What does it really take to get into one of the US Ivys? If you have been studying your college options, you have probably heard of the term 'student profile.' Besides getting stellar grades, the most common advice is to show a wide range of interests, join multiple sports teams, and spend time on community services.
But are top colleges looking for students that are well-rounded? Let's dissect five common extracurricular activities that don't necessarily impress Ivy League Admission Officers:
Music Exams: In Hong Kong, students like to prove their musical skills by passing exams (the most common one being ABRSM). But getting a "distinction" in your Grade 8 piano exam doesn't differentiate you against hundreds of other applicants. Instead of getting hung up on a certificate alone, why not show colleges that you can be creative with your musical abilities?
Model UN: Model UN (MUN) has always been popular amongst students. But with thousands of high school students joining MUN, how do you stand out? Look for ways (or even better, stories) to show how you have developed your critical thinking skills and understanding of global affairs through your MUN experience. Remember, it is not the activity colleges look at, but what you have learned from it.

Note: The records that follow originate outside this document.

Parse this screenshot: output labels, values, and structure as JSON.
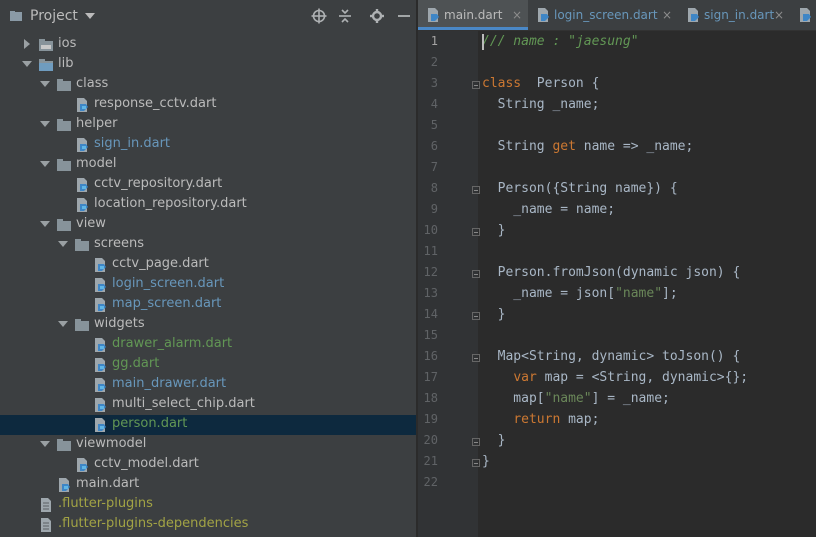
{
  "project_panel": {
    "title": "Project",
    "tree": [
      {
        "name": "ios",
        "type": "folder",
        "depth": 1,
        "expanded": false,
        "color": "#bbbbbb"
      },
      {
        "name": "lib",
        "type": "folder",
        "depth": 1,
        "expanded": true,
        "color": "#bbbbbb"
      },
      {
        "name": "class",
        "type": "folder",
        "depth": 2,
        "expanded": true,
        "color": "#bbbbbb"
      },
      {
        "name": "response_cctv.dart",
        "type": "dart",
        "depth": 3,
        "color": "#bbbbbb"
      },
      {
        "name": "helper",
        "type": "folder",
        "depth": 2,
        "expanded": true,
        "color": "#bbbbbb"
      },
      {
        "name": "sign_in.dart",
        "type": "dart",
        "depth": 3,
        "color": "#6897bb"
      },
      {
        "name": "model",
        "type": "folder",
        "depth": 2,
        "expanded": true,
        "color": "#bbbbbb"
      },
      {
        "name": "cctv_repository.dart",
        "type": "dart",
        "depth": 3,
        "color": "#bbbbbb"
      },
      {
        "name": "location_repository.dart",
        "type": "dart",
        "depth": 3,
        "color": "#bbbbbb"
      },
      {
        "name": "view",
        "type": "folder",
        "depth": 2,
        "expanded": true,
        "color": "#bbbbbb"
      },
      {
        "name": "screens",
        "type": "folder",
        "depth": 3,
        "expanded": true,
        "color": "#bbbbbb"
      },
      {
        "name": "cctv_page.dart",
        "type": "dart",
        "depth": 4,
        "color": "#bbbbbb"
      },
      {
        "name": "login_screen.dart",
        "type": "dart",
        "depth": 4,
        "color": "#6897bb"
      },
      {
        "name": "map_screen.dart",
        "type": "dart",
        "depth": 4,
        "color": "#6897bb"
      },
      {
        "name": "widgets",
        "type": "folder",
        "depth": 3,
        "expanded": true,
        "color": "#bbbbbb"
      },
      {
        "name": "drawer_alarm.dart",
        "type": "dart",
        "depth": 4,
        "color": "#629755"
      },
      {
        "name": "gg.dart",
        "type": "dart",
        "depth": 4,
        "color": "#629755"
      },
      {
        "name": "main_drawer.dart",
        "type": "dart",
        "depth": 4,
        "color": "#6897bb"
      },
      {
        "name": "multi_select_chip.dart",
        "type": "dart",
        "depth": 4,
        "color": "#bbbbbb"
      },
      {
        "name": "person.dart",
        "type": "dart",
        "depth": 4,
        "color": "#629755",
        "selected": true
      },
      {
        "name": "viewmodel",
        "type": "folder",
        "depth": 2,
        "expanded": true,
        "color": "#bbbbbb"
      },
      {
        "name": "cctv_model.dart",
        "type": "dart",
        "depth": 3,
        "color": "#bbbbbb"
      },
      {
        "name": "main.dart",
        "type": "dart",
        "depth": 2,
        "color": "#bbbbbb"
      },
      {
        "name": ".flutter-plugins",
        "type": "file",
        "depth": 1,
        "color": "#a2a345"
      },
      {
        "name": ".flutter-plugins-dependencies",
        "type": "file",
        "depth": 1,
        "color": "#a2a345"
      }
    ]
  },
  "tabs": [
    {
      "label": "main.dart",
      "color": "#bbbbbb",
      "active": true
    },
    {
      "label": "login_screen.dart",
      "color": "#6897bb",
      "active": false
    },
    {
      "label": "sign_in.dart",
      "color": "#6897bb",
      "active": false
    },
    {
      "label": "r",
      "color": "#6897bb",
      "active": false
    }
  ],
  "tab_close_glyph": "×",
  "editor": {
    "lines": [
      [
        [
          "cm",
          "/// name : \""
        ],
        [
          "cm",
          "jaesung"
        ],
        [
          "cm",
          "\""
        ]
      ],
      [],
      [
        [
          "kw",
          "class"
        ],
        [
          "",
          "  Person {"
        ]
      ],
      [
        [
          "",
          "  String _name;"
        ]
      ],
      [],
      [
        [
          "",
          "  String "
        ],
        [
          "kw",
          "get"
        ],
        [
          "",
          " name => _name;"
        ]
      ],
      [],
      [
        [
          "",
          "  Person({String name}) {"
        ]
      ],
      [
        [
          "",
          "    _name = name;"
        ]
      ],
      [
        [
          "",
          "  }"
        ]
      ],
      [],
      [
        [
          "",
          "  Person.fromJson(dynamic json) {"
        ]
      ],
      [
        [
          "",
          "    _name = json["
        ],
        [
          "str",
          "\"name\""
        ],
        [
          "",
          "];"
        ]
      ],
      [
        [
          "",
          "  }"
        ]
      ],
      [],
      [
        [
          "",
          "  Map<String, dynamic> toJson() {"
        ]
      ],
      [
        [
          "",
          "    "
        ],
        [
          "kw",
          "var"
        ],
        [
          "",
          " map = <String, dynamic>{};"
        ]
      ],
      [
        [
          "",
          "    map["
        ],
        [
          "str",
          "\"name\""
        ],
        [
          "",
          "] = _name;"
        ]
      ],
      [
        [
          "",
          "    "
        ],
        [
          "kw",
          "return"
        ],
        [
          "",
          " map;"
        ]
      ],
      [
        [
          "",
          "  }"
        ]
      ],
      [
        [
          "",
          "}"
        ]
      ],
      []
    ],
    "fold_lines": [
      3,
      8,
      10,
      12,
      14,
      16,
      20,
      21
    ]
  }
}
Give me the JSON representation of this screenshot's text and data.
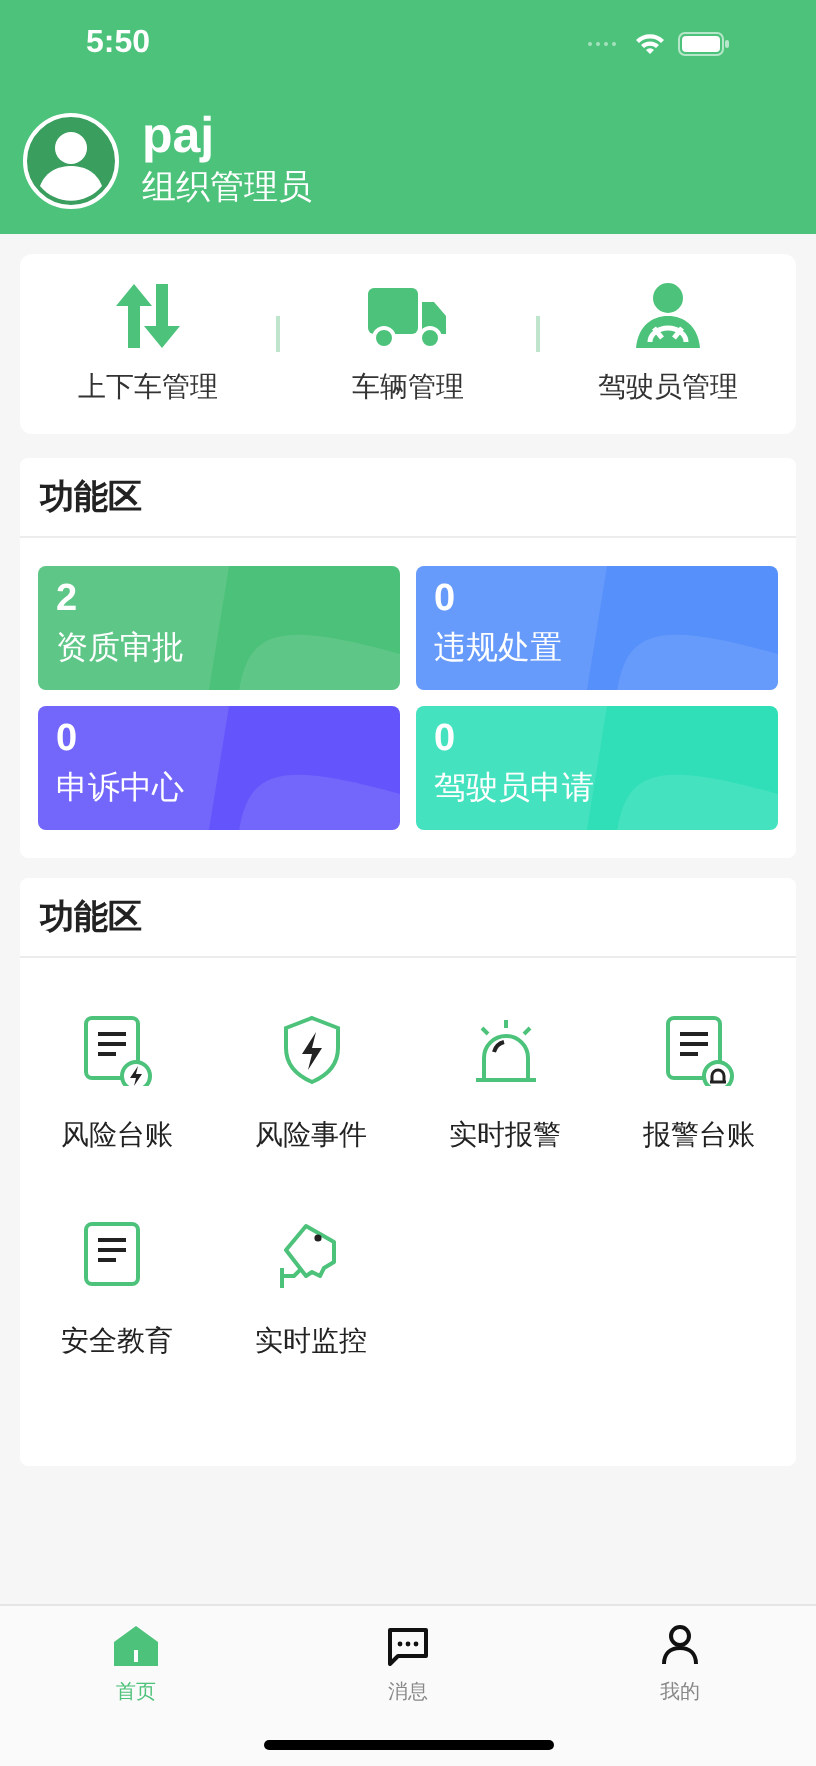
{
  "status_bar": {
    "time": "5:50"
  },
  "profile": {
    "name": "paj",
    "role": "组织管理员"
  },
  "quick_actions": [
    {
      "label": "上下车管理"
    },
    {
      "label": "车辆管理"
    },
    {
      "label": "驾驶员管理"
    }
  ],
  "stats_section": {
    "title": "功能区",
    "cards": [
      {
        "count": "2",
        "label": "资质审批",
        "color": "#4cc17a"
      },
      {
        "count": "0",
        "label": "违规处置",
        "color": "#5690fb"
      },
      {
        "count": "0",
        "label": "申诉中心",
        "color": "#6355fb"
      },
      {
        "count": "0",
        "label": "驾驶员申请",
        "color": "#30dfb8"
      }
    ]
  },
  "functions_section": {
    "title": "功能区",
    "items": [
      {
        "label": "风险台账"
      },
      {
        "label": "风险事件"
      },
      {
        "label": "实时报警"
      },
      {
        "label": "报警台账"
      },
      {
        "label": "安全教育"
      },
      {
        "label": "实时监控"
      }
    ]
  },
  "tab_bar": [
    {
      "label": "首页",
      "selected": true
    },
    {
      "label": "消息",
      "selected": false
    },
    {
      "label": "我的",
      "selected": false
    }
  ]
}
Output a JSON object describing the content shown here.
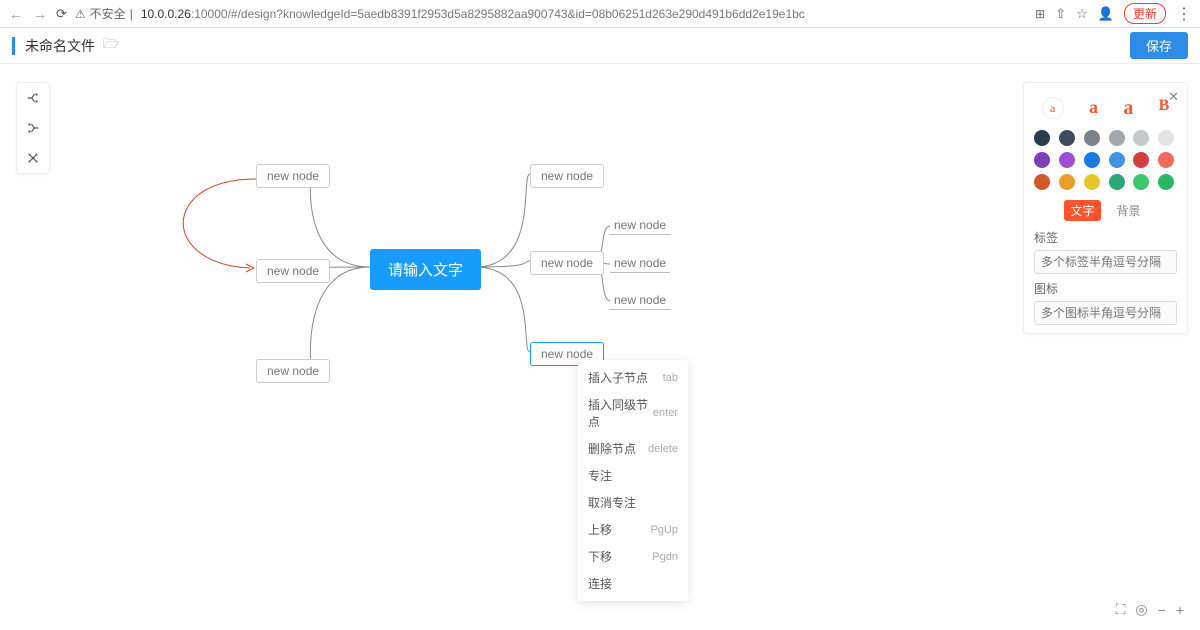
{
  "browser": {
    "security_label": "不安全",
    "url_host": "10.0.0.26",
    "url_rest": ":10000/#/design?knowledgeId=5aedb8391f2953d5a8295882aa900743&id=08b06251d263e290d491b6dd2e19e1bc",
    "update_label": "更新"
  },
  "header": {
    "filename": "未命名文件",
    "save": "保存"
  },
  "mindmap": {
    "center": "请输入文字",
    "node_label": "new node",
    "grandchildren": [
      "new node",
      "new node",
      "new node"
    ]
  },
  "context_menu": [
    {
      "label": "插入子节点",
      "shortcut": "tab"
    },
    {
      "label": "插入同级节点",
      "shortcut": "enter"
    },
    {
      "label": "删除节点",
      "shortcut": "delete"
    },
    {
      "label": "专注",
      "shortcut": ""
    },
    {
      "label": "取消专注",
      "shortcut": ""
    },
    {
      "label": "上移",
      "shortcut": "PgUp"
    },
    {
      "label": "下移",
      "shortcut": "Pgdn"
    },
    {
      "label": "连接",
      "shortcut": ""
    }
  ],
  "panel": {
    "font_sizes": [
      "a",
      "a",
      "a",
      "B"
    ],
    "colors": [
      "#2a3b4c",
      "#3d4a5c",
      "#7b828a",
      "#a1a7ad",
      "#c5c9cc",
      "#e1e3e5",
      "#7b3fb8",
      "#9b4fd1",
      "#1b7ae0",
      "#3f93e0",
      "#d43e3e",
      "#ee6a5a",
      "#d2572a",
      "#eb9e2e",
      "#e6c72b",
      "#2ba87a",
      "#3fc76b",
      "#28b862"
    ],
    "tab_text": "文字",
    "tab_bg": "背景",
    "label_title": "标签",
    "label_placeholder": "多个标签半角逗号分隔",
    "icon_title": "图标",
    "icon_placeholder": "多个图标半角逗号分隔"
  }
}
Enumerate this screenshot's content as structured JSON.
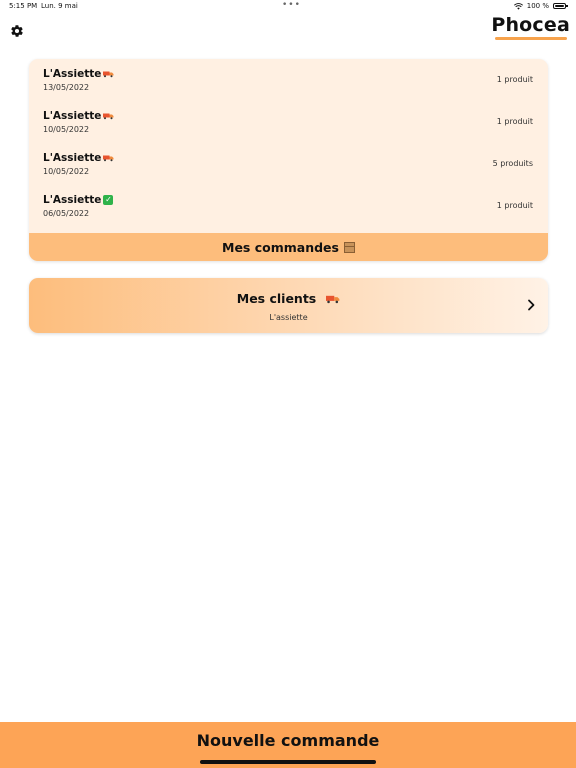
{
  "status_bar": {
    "time": "5:15 PM",
    "date": "Lun. 9 mai",
    "dots": "•••",
    "battery": "100 %"
  },
  "header": {
    "brand": "Phocea",
    "brand_underline_color": "#f7a34d",
    "settings_icon": "gear-icon"
  },
  "orders": {
    "items": [
      {
        "name": "L'Assiette",
        "status_icon": "delivery-truck-icon",
        "date": "13/05/2022",
        "count": "1 produit"
      },
      {
        "name": "L'Assiette",
        "status_icon": "delivery-truck-icon",
        "date": "10/05/2022",
        "count": "1 produit"
      },
      {
        "name": "L'Assiette",
        "status_icon": "delivery-truck-icon",
        "date": "10/05/2022",
        "count": "5 produits"
      },
      {
        "name": "L'Assiette",
        "status_icon": "check-mark-icon",
        "date": "06/05/2022",
        "count": "1 produit"
      }
    ],
    "footer_label": "Mes commandes",
    "footer_icon": "package-icon"
  },
  "clients": {
    "title": "Mes clients",
    "title_icon": "delivery-truck-icon",
    "subtitle": "L'assiette",
    "chevron_icon": "chevron-right-icon"
  },
  "bottom": {
    "new_order_label": "Nouvelle commande"
  },
  "colors": {
    "accent": "#fda456",
    "card_bg": "#fff0e2",
    "card_footer": "#fdbd7c"
  }
}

International Competitions: Students often come to me saying, "I traveled to Shanghai for a basketball tournament. Can I write about it in my essay?" While it's a great experience to travel with your teammates and compete with other international schools, participating in international sports tournaments will rarely impress admission officers (unless you're playing sports professionally). In fact, writing about a sports game is one of the most jaded topics for colleges. With COVID, students may not be able to travel abroad for competitions anytime soon too!
CAS= ECA: This one is especially for all the IB students. Whenever we brainstorm essay ideas, my IB students love to tell me about their CAS learnings. But admission officers would want to hear about what students have done outside of their program requirements. Ivy League schools are looking for students who are self-starters, and they would like to see how you have independently explored community service (or other activities).
Founder of a school club: "I am the founder of the first photography club on campus!" That should demonstrate initiative and leadership to colleges, right? Well, the answer is, "it depends." Elite colleges don't just look for titles (founder, president, etc.), but motivation and impact. Before you start a new campus club, think about your rationale for starting this club and what you hope to achieve from it! Does this school club fit into the overall theme of your college application?
Remember, your time is precious! Between doing well in school and prepping for your SAT/ACT, you need to be strategic about the extracurricular activities you choose. Instead of attempting to be well-rounded (participate in a variety of unrelated extracurricular activities but quite average in all), find your passion and build an extracurricular resume unique to you!